■ Exercise requirements:
Each entry is to be given again word for word; images are dropped.
Source data START
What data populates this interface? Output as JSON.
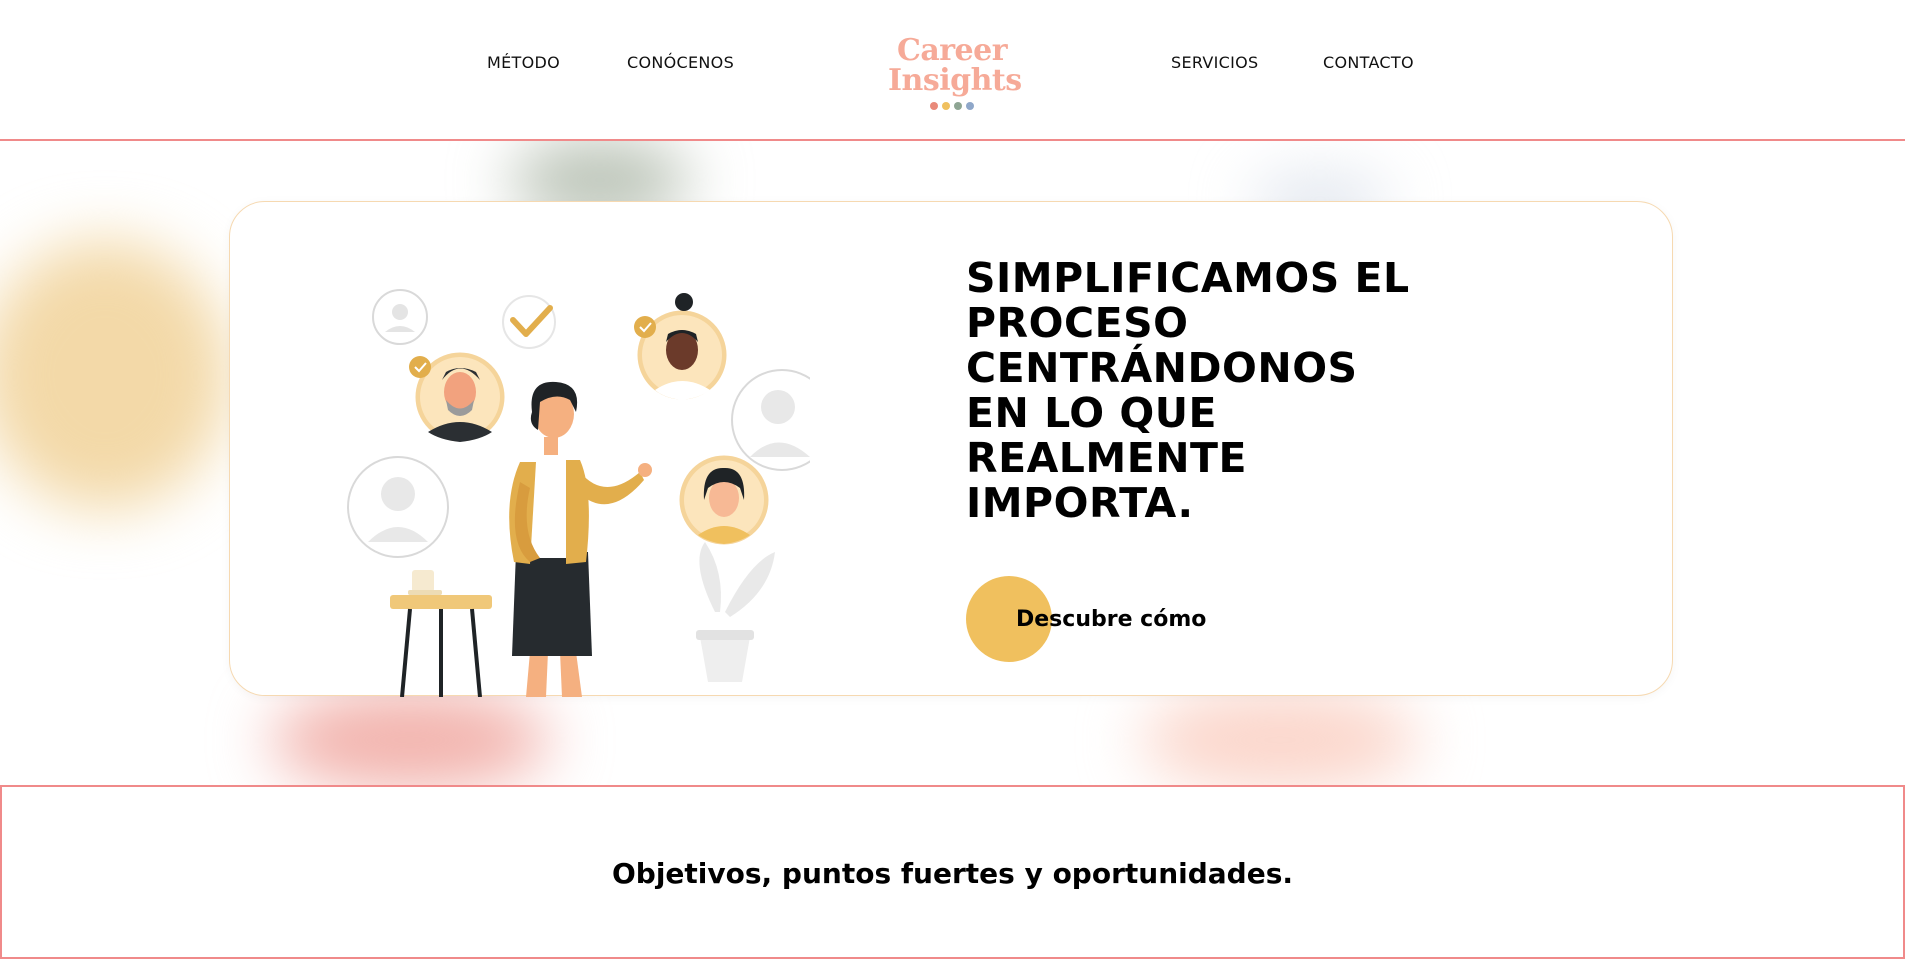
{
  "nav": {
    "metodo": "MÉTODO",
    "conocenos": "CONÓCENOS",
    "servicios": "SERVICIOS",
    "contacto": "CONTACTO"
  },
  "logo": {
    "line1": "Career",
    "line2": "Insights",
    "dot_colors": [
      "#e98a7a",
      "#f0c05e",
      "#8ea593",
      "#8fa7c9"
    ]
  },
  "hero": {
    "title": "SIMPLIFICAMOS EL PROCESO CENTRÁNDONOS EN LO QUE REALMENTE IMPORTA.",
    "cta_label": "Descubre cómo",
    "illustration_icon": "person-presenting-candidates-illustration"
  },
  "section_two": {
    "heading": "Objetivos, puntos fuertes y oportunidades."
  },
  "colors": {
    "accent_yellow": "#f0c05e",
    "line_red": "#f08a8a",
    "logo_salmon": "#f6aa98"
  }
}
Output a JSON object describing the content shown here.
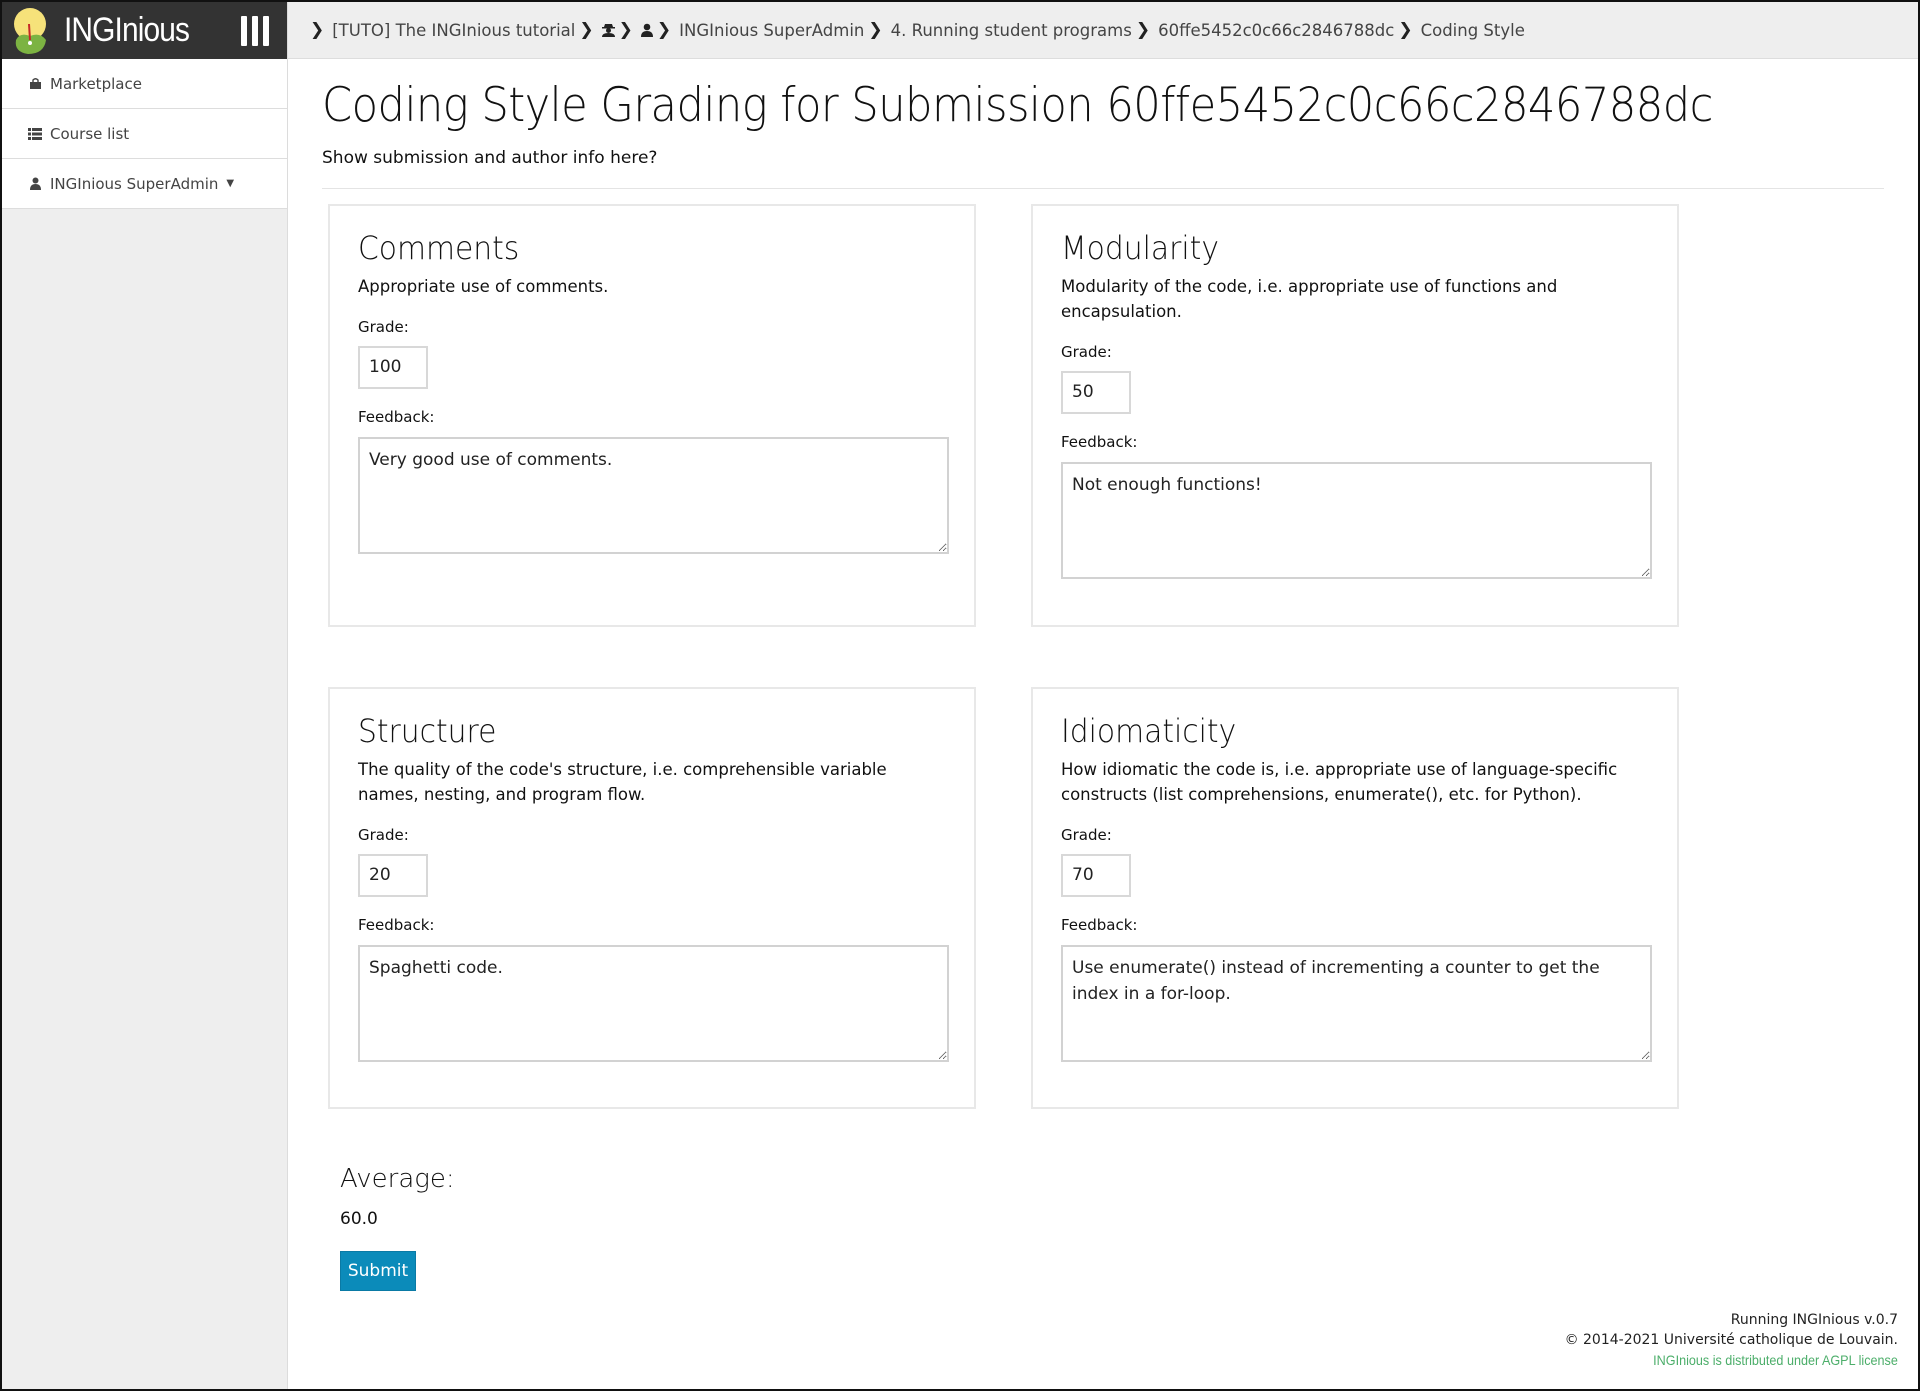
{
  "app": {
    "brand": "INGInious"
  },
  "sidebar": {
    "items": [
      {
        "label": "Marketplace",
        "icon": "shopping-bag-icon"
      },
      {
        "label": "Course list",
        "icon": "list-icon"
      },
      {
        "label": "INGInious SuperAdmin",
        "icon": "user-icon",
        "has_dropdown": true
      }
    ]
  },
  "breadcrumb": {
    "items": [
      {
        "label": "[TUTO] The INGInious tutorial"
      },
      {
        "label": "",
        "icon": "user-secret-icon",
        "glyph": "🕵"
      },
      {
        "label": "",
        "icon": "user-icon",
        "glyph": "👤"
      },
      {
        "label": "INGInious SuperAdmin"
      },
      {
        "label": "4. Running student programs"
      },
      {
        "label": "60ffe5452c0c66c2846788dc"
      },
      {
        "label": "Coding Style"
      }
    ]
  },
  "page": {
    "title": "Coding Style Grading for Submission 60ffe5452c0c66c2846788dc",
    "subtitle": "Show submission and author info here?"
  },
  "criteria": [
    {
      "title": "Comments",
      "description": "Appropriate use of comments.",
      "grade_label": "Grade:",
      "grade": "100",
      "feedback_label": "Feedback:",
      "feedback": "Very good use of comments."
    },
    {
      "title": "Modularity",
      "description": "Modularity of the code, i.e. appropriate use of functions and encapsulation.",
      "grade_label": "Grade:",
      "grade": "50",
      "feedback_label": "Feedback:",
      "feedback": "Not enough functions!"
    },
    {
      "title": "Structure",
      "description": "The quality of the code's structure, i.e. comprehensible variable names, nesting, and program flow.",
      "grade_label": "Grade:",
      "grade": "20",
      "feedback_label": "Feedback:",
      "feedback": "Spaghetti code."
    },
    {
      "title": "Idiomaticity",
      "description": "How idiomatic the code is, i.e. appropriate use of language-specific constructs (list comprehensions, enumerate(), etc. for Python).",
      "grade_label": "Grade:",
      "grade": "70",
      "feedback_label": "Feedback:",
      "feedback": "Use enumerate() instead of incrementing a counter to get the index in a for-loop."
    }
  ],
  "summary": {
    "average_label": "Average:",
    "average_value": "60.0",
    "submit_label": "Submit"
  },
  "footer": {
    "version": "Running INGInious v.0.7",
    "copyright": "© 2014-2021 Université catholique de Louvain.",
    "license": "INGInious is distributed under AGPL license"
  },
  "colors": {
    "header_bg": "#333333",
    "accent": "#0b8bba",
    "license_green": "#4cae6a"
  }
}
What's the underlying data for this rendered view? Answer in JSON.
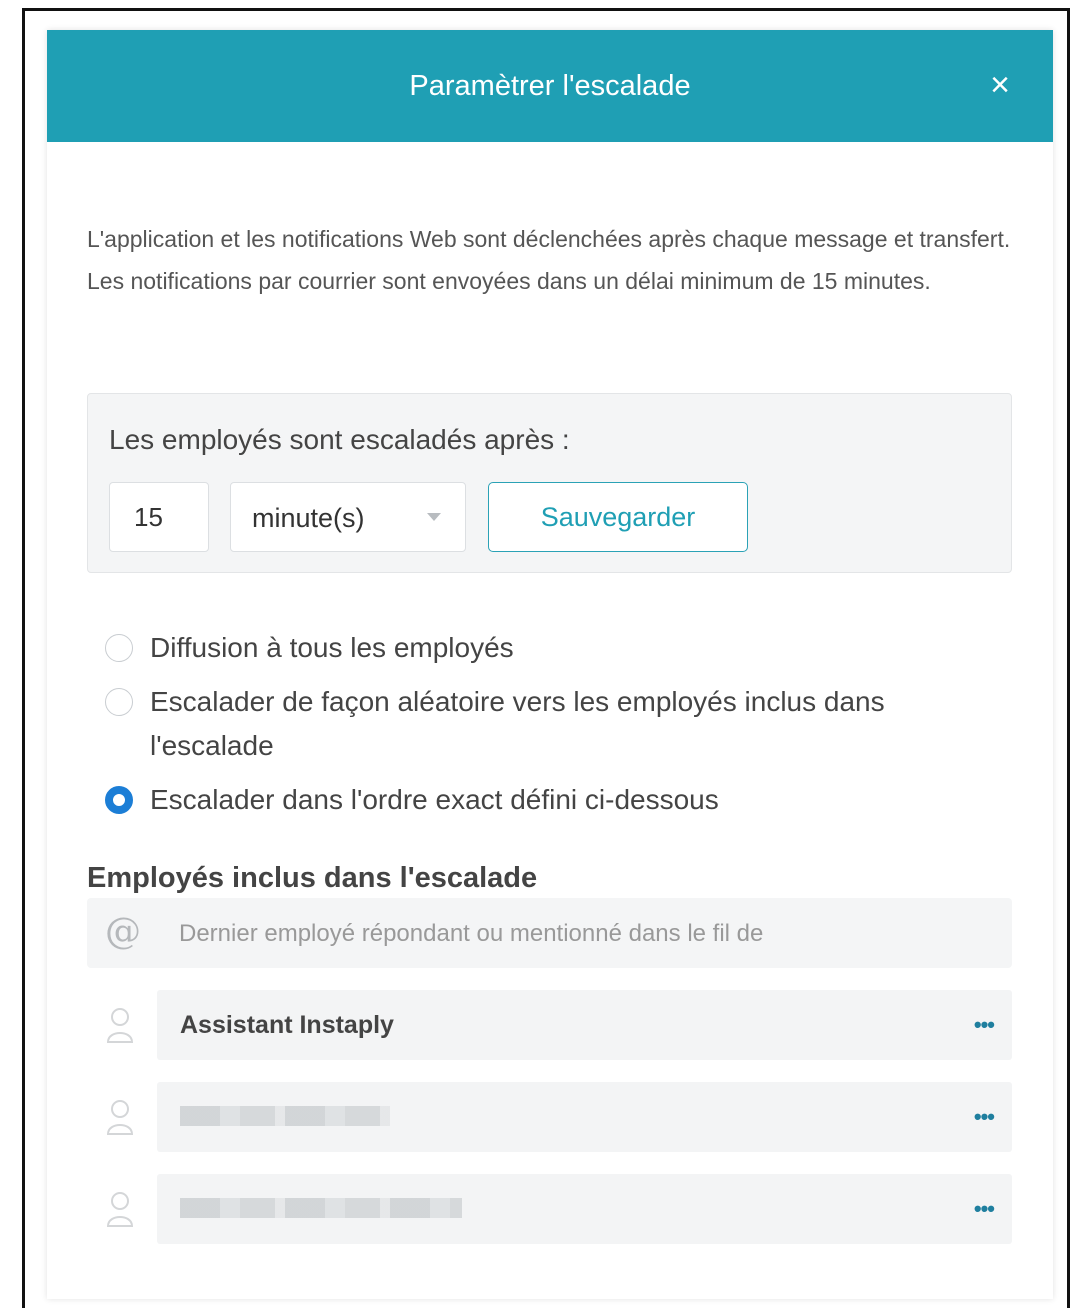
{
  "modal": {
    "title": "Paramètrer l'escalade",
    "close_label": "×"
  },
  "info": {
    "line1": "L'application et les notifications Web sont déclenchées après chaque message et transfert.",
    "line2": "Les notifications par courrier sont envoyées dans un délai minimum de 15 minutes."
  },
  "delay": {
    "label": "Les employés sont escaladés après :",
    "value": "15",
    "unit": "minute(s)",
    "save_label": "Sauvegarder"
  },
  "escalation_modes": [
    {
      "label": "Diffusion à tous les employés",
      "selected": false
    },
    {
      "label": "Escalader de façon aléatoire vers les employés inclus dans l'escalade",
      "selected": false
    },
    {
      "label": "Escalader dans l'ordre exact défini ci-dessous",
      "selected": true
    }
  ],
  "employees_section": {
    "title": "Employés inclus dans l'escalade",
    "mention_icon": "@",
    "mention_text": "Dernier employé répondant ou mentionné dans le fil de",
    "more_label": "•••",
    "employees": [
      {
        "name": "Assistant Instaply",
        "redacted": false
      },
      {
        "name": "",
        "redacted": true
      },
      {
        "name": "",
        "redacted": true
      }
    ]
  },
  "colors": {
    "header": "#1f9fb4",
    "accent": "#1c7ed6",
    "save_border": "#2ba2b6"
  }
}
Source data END
■ Response area:
What data populates this interface? Output as JSON.
{
  "nav": {
    "metodo": "MÉTODO",
    "conocenos": "CONÓCENOS",
    "servicios": "SERVICIOS",
    "contacto": "CONTACTO"
  },
  "logo": {
    "line1": "Career",
    "line2": "Insights",
    "dot_colors": [
      "#e98a7a",
      "#f0c05e",
      "#8ea593",
      "#8fa7c9"
    ]
  },
  "hero": {
    "title": "SIMPLIFICAMOS EL PROCESO CENTRÁNDONOS EN LO QUE REALMENTE IMPORTA.",
    "cta_label": "Descubre cómo",
    "illustration_icon": "person-presenting-candidates-illustration"
  },
  "section_two": {
    "heading": "Objetivos, puntos fuertes y oportunidades."
  },
  "colors": {
    "accent_yellow": "#f0c05e",
    "line_red": "#f08a8a",
    "logo_salmon": "#f6aa98"
  }
}
Output a JSON object describing the content shown here.
{
  "app": {
    "brand": "INGInious"
  },
  "sidebar": {
    "items": [
      {
        "label": "Marketplace",
        "icon": "shopping-bag-icon"
      },
      {
        "label": "Course list",
        "icon": "list-icon"
      },
      {
        "label": "INGInious SuperAdmin",
        "icon": "user-icon",
        "has_dropdown": true
      }
    ]
  },
  "breadcrumb": {
    "items": [
      {
        "label": "[TUTO] The INGInious tutorial"
      },
      {
        "label": "",
        "icon": "user-secret-icon",
        "glyph": "🕵"
      },
      {
        "label": "",
        "icon": "user-icon",
        "glyph": "👤"
      },
      {
        "label": "INGInious SuperAdmin"
      },
      {
        "label": "4. Running student programs"
      },
      {
        "label": "60ffe5452c0c66c2846788dc"
      },
      {
        "label": "Coding Style"
      }
    ]
  },
  "page": {
    "title": "Coding Style Grading for Submission 60ffe5452c0c66c2846788dc",
    "subtitle": "Show submission and author info here?"
  },
  "criteria": [
    {
      "title": "Comments",
      "description": "Appropriate use of comments.",
      "grade_label": "Grade:",
      "grade": "100",
      "feedback_label": "Feedback:",
      "feedback": "Very good use of comments."
    },
    {
      "title": "Modularity",
      "description": "Modularity of the code, i.e. appropriate use of functions and encapsulation.",
      "grade_label": "Grade:",
      "grade": "50",
      "feedback_label": "Feedback:",
      "feedback": "Not enough functions!"
    },
    {
      "title": "Structure",
      "description": "The quality of the code's structure, i.e. comprehensible variable names, nesting, and program flow.",
      "grade_label": "Grade:",
      "grade": "20",
      "feedback_label": "Feedback:",
      "feedback": "Spaghetti code."
    },
    {
      "title": "Idiomaticity",
      "description": "How idiomatic the code is, i.e. appropriate use of language-specific constructs (list comprehensions, enumerate(), etc. for Python).",
      "grade_label": "Grade:",
      "grade": "70",
      "feedback_label": "Feedback:",
      "feedback": "Use enumerate() instead of incrementing a counter to get the index in a for-loop."
    }
  ],
  "summary": {
    "average_label": "Average:",
    "average_value": "60.0",
    "submit_label": "Submit"
  },
  "footer": {
    "version": "Running INGInious v.0.7",
    "copyright": "© 2014-2021 Université catholique de Louvain.",
    "license": "INGInious is distributed under AGPL license"
  },
  "colors": {
    "header_bg": "#333333",
    "accent": "#0b8bba",
    "license_green": "#4cae6a"
  }
}
What's the underlying data for this rendered view? Answer in JSON.
{
  "modal": {
    "title": "Paramètrer l'escalade",
    "close_label": "×"
  },
  "info": {
    "line1": "L'application et les notifications Web sont déclenchées après chaque message et transfert.",
    "line2": "Les notifications par courrier sont envoyées dans un délai minimum de 15 minutes."
  },
  "delay": {
    "label": "Les employés sont escaladés après :",
    "value": "15",
    "unit": "minute(s)",
    "save_label": "Sauvegarder"
  },
  "escalation_modes": [
    {
      "label": "Diffusion à tous les employés",
      "selected": false
    },
    {
      "label": "Escalader de façon aléatoire vers les employés inclus dans l'escalade",
      "selected": false
    },
    {
      "label": "Escalader dans l'ordre exact défini ci-dessous",
      "selected": true
    }
  ],
  "employees_section": {
    "title": "Employés inclus dans l'escalade",
    "mention_icon": "@",
    "mention_text": "Dernier employé répondant ou mentionné dans le fil de",
    "more_label": "•••",
    "employees": [
      {
        "name": "Assistant Instaply",
        "redacted": false
      },
      {
        "name": "",
        "redacted": true
      },
      {
        "name": "",
        "redacted": true
      }
    ]
  },
  "colors": {
    "header": "#1f9fb4",
    "accent": "#1c7ed6",
    "save_border": "#2ba2b6"
  }
}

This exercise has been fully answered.